morning and going to school, he would help me get out of bed by using his body as a slide for me to get down from the top bunk.
My dad laughed at my stupid sense of humor. He helped me finish my first marathon. He taught me how to ski, how to tie a tie, and that ice cubes can make a great family night treat. He believed that while life’s problems are sometimes complex, the solutions are usually simple. His solution for the dating woes of his neurotic sons was “if you want a girl to like you, just be nice
and talk to them.”
I love my dad so much. I will miss being able to talk to him. I’ll miss going running with him on the beach. I’ll miss the look of joy on his face when I call or visit. I have been having a really difficult time trying to make sense of his passing. I don’t pretend to have the answers, but these are some of my thoughts. Sometimes really lousy things happen to the very best people and it
doesn’t seem fair. In our small and finite understanding we think that a just God would never let the righteous suffer. When we are feeling especially broadminded, we might acknowledge that maybe God can allow good people to suffer a little—just enough for them to learn some hard lessons—but that it had better not last for too long, and that there needs to be a happy ending where each trial we endured gets compensated for with some enormous blessings like in the story of Job. I wish things were that way. Life would certainly be a lot easier. It’s really hard to accept that instead we live in a world where the wicked sometimes seem to prosper and good people suffer and die all the time. Not every blessing is fulfilled, some of our prayers get answered in ways we don’t want to hear, innocent people get caught in the middle of wars and
disasters. We live in a fallen world. To be sure, miracles happen too, but they are not always where or when we would like them.
Christ’s own cousin, John the Baptist, a prophet who was so righteous that Jesus said “there is none greater born of women,” likely never saw a single one of Christ’s miracles performed. Instead, he spent the last years of his life languishing in prison where I’m sure Satan had plenty of time to try to get him to doubt and question. “How is it fair that I’m stuck here, I who have
been one of your most faithful friends?” He might have wondered. “Have I sinned against thee? How can I possibly further the Kingdom while locked in this prison?” As faithful as John was, if anyone deserved a miracle it was probably him. This is probably not how he expected his life to turn out. He likely hoped and prayed to be rescued so that he could continue crying repentance and preparing people to receive Jesus. This was a righteous man with righteous desires. John knew that Christ was performing miracles on the outside, the dead were raised, the blind received their sight, the lame walked. I like to think that for John, that was enough. I know that for my dad, it was enough. It was enough that Christ could rescue and heal. Even though my

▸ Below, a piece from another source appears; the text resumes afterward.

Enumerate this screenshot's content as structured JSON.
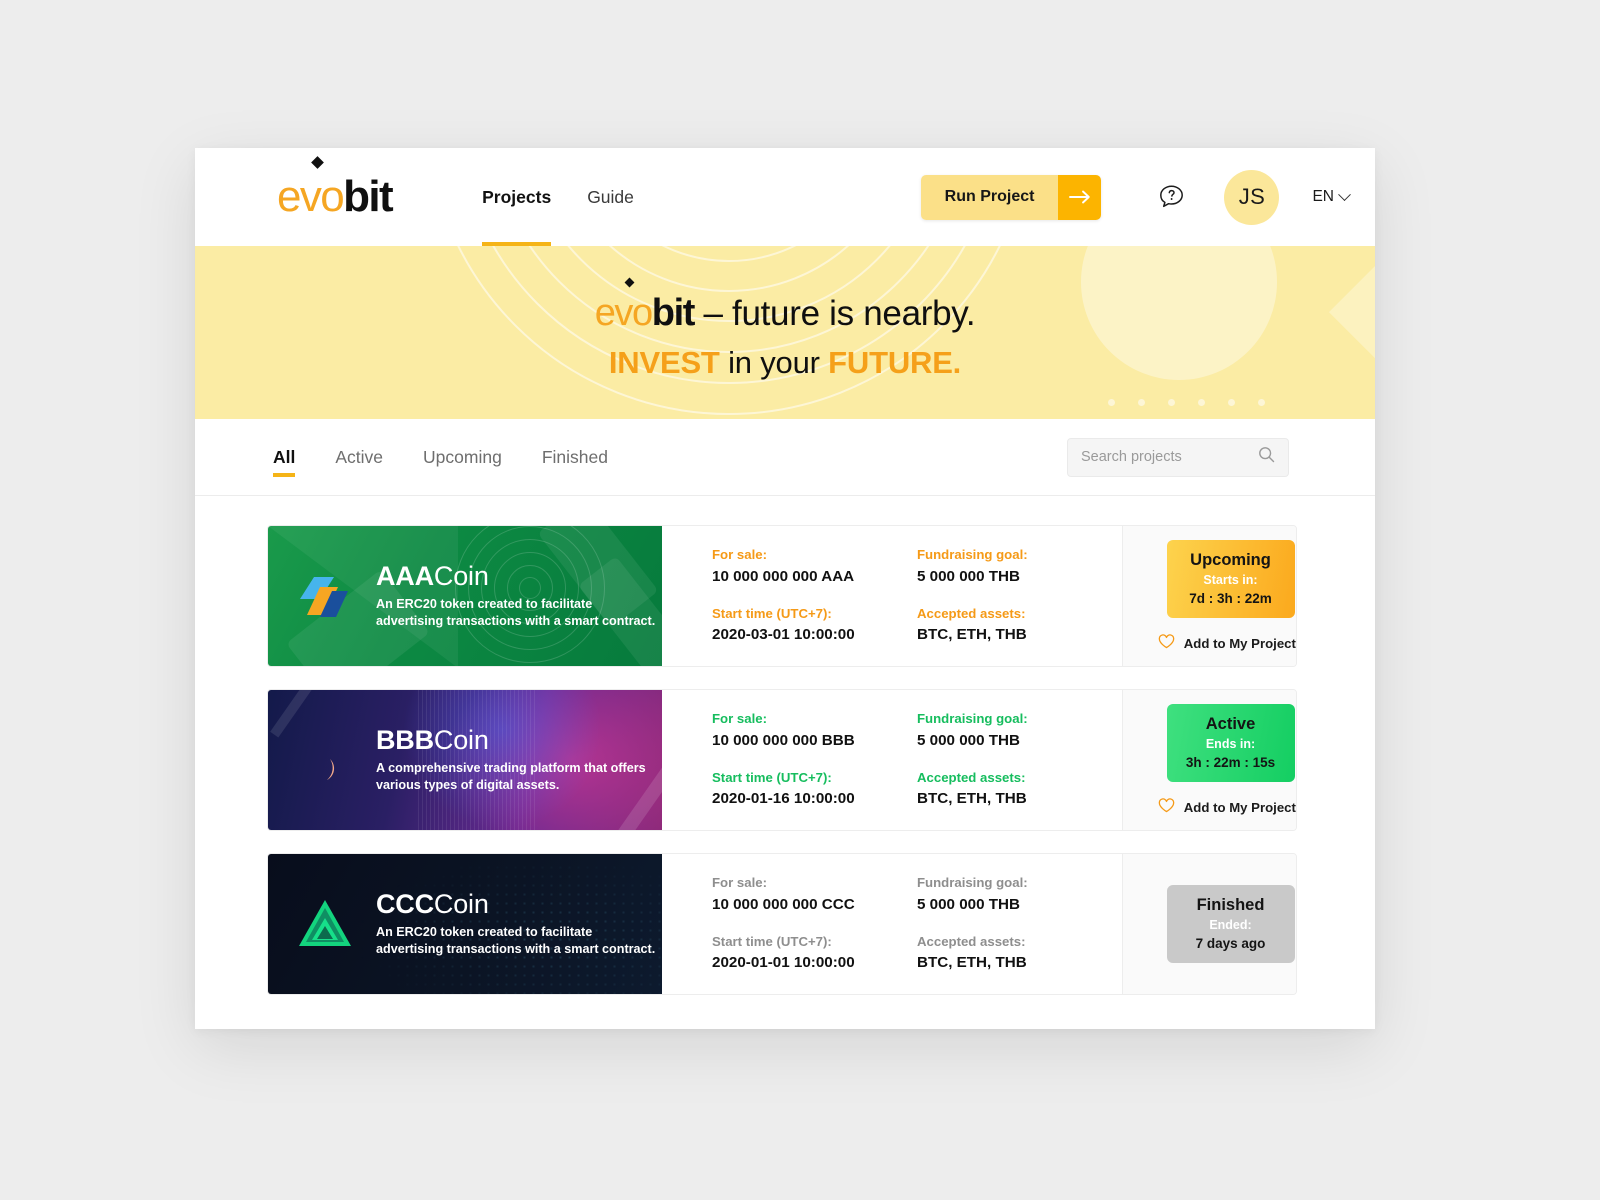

dad definitely wanted to live, his faith wasn’t so fragile as to depend on receiving the specific miracle that he hoped for.
My dad was an incredible example of faith and patience his whole life, but especially the last four years as he faced down demons of doubt and despair that I can’t even begin to imagine. Throughout all of it he never stopped trusting God. Even in the midst of terribly difficult circumstances, he maintained his faith and kept a smile on his face. His last testimony that he

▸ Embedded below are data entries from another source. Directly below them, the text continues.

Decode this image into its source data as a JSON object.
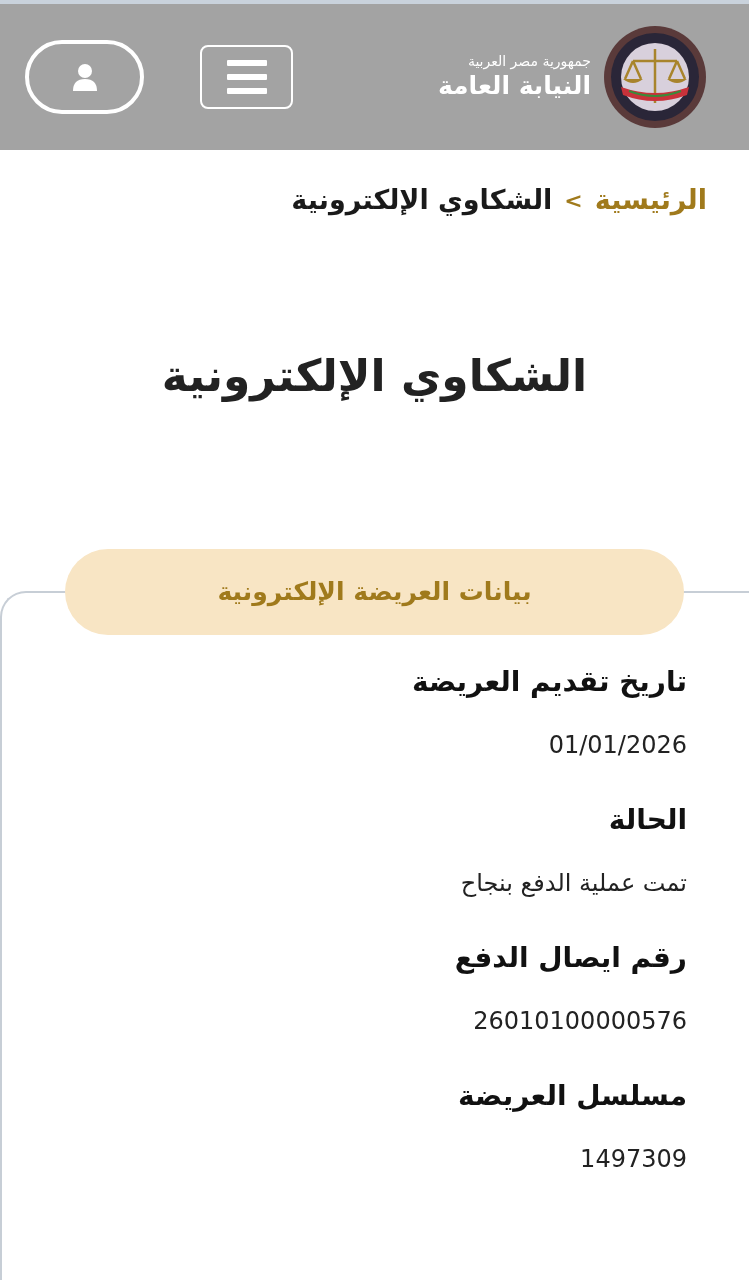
{
  "header": {
    "subtitle": "جمهورية مصر العربية",
    "title": "النيابة العامة"
  },
  "breadcrumb": [
    {
      "label": "الرئيسية",
      "kind": "link"
    },
    {
      "label": "الشكاوي الإلكترونية",
      "kind": "current"
    }
  ],
  "breadcrumb_separator": ">",
  "page_title": "الشكاوي الإلكترونية",
  "section": {
    "title": "بيانات العريضة الإلكترونية",
    "fields": [
      {
        "label": "تاريخ تقديم العريضة",
        "value": "01/01/2026"
      },
      {
        "label": "الحالة",
        "value": "تمت عملية الدفع بنجاح"
      },
      {
        "label": "رقم ايصال الدفع",
        "value": "26010100000576"
      },
      {
        "label": "مسلسل العريضة",
        "value": "1497309"
      }
    ]
  }
}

shared with us was about having joy in life. I’ll never forget that lesson which he embodied so well. There is plenty in life that is not right, things that are most certainly unfair that make us sad, but with Christ as our sure foundation and through the mercy of the atonement, we can live with joy here and now and we don’t have to wait until the next life when the great balancing act of the Savior’s atonement satisfies justice and accounts for all the unfairness.